▸ Task input:

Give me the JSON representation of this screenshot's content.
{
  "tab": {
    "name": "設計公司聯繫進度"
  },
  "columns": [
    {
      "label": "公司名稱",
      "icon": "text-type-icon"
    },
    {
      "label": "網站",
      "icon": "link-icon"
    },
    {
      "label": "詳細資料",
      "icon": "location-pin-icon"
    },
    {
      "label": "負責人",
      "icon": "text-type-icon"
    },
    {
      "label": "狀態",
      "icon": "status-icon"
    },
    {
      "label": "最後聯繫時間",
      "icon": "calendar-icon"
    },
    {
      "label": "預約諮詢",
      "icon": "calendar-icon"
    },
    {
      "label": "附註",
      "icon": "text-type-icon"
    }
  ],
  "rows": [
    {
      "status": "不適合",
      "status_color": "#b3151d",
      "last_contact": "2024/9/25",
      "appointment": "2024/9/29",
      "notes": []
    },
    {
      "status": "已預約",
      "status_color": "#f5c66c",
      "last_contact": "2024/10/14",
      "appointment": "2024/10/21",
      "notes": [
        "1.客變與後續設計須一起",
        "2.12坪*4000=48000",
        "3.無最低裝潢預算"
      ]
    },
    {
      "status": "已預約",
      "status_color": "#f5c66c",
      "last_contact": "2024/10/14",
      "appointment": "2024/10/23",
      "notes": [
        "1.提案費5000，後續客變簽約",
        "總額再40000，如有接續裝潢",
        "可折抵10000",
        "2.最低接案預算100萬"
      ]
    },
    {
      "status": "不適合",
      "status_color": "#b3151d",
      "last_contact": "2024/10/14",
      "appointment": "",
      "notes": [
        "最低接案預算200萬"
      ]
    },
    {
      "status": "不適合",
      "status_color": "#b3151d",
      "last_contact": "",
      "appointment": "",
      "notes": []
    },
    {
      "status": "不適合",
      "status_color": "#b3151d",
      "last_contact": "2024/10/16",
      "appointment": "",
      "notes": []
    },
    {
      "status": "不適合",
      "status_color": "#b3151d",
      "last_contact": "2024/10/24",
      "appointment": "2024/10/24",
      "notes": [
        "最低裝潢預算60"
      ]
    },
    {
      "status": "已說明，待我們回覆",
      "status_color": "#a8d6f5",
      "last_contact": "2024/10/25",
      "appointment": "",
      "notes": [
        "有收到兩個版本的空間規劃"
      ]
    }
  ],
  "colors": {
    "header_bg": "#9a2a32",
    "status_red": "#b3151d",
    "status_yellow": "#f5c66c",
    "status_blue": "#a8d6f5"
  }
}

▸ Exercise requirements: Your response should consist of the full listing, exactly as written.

▸ Solution for this problem:
Give me the JSON representation of this screenshot's content.
{
  "tab": {
    "name": "設計公司聯繫進度"
  },
  "columns": [
    {
      "label": "公司名稱",
      "icon": "text-type-icon"
    },
    {
      "label": "網站",
      "icon": "link-icon"
    },
    {
      "label": "詳細資料",
      "icon": "location-pin-icon"
    },
    {
      "label": "負責人",
      "icon": "text-type-icon"
    },
    {
      "label": "狀態",
      "icon": "status-icon"
    },
    {
      "label": "最後聯繫時間",
      "icon": "calendar-icon"
    },
    {
      "label": "預約諮詢",
      "icon": "calendar-icon"
    },
    {
      "label": "附註",
      "icon": "text-type-icon"
    }
  ],
  "rows": [
    {
      "status": "不適合",
      "status_color": "#b3151d",
      "last_contact": "2024/9/25",
      "appointment": "2024/9/29",
      "notes": []
    },
    {
      "status": "已預約",
      "status_color": "#f5c66c",
      "last_contact": "2024/10/14",
      "appointment": "2024/10/21",
      "notes": [
        "1.客變與後續設計須一起",
        "2.12坪*4000=48000",
        "3.無最低裝潢預算"
      ]
    },
    {
      "status": "已預約",
      "status_color": "#f5c66c",
      "last_contact": "2024/10/14",
      "appointment": "2024/10/23",
      "notes": [
        "1.提案費5000，後續客變簽約",
        "總額再40000，如有接續裝潢",
        "可折抵10000",
        "2.最低接案預算100萬"
      ]
    },
    {
      "status": "不適合",
      "status_color": "#b3151d",
      "last_contact": "2024/10/14",
      "appointment": "",
      "notes": [
        "最低接案預算200萬"
      ]
    },
    {
      "status": "不適合",
      "status_color": "#b3151d",
      "last_contact": "",
      "appointment": "",
      "notes": []
    },
    {
      "status": "不適合",
      "status_color": "#b3151d",
      "last_contact": "2024/10/16",
      "appointment": "",
      "notes": []
    },
    {
      "status": "不適合",
      "status_color": "#b3151d",
      "last_contact": "2024/10/24",
      "appointment": "2024/10/24",
      "notes": [
        "最低裝潢預算60"
      ]
    },
    {
      "status": "已說明，待我們回覆",
      "status_color": "#a8d6f5",
      "last_contact": "2024/10/25",
      "appointment": "",
      "notes": [
        "有收到兩個版本的空間規劃"
      ]
    }
  ],
  "colors": {
    "header_bg": "#9a2a32",
    "status_red": "#b3151d",
    "status_yellow": "#f5c66c",
    "status_blue": "#a8d6f5"
  }
}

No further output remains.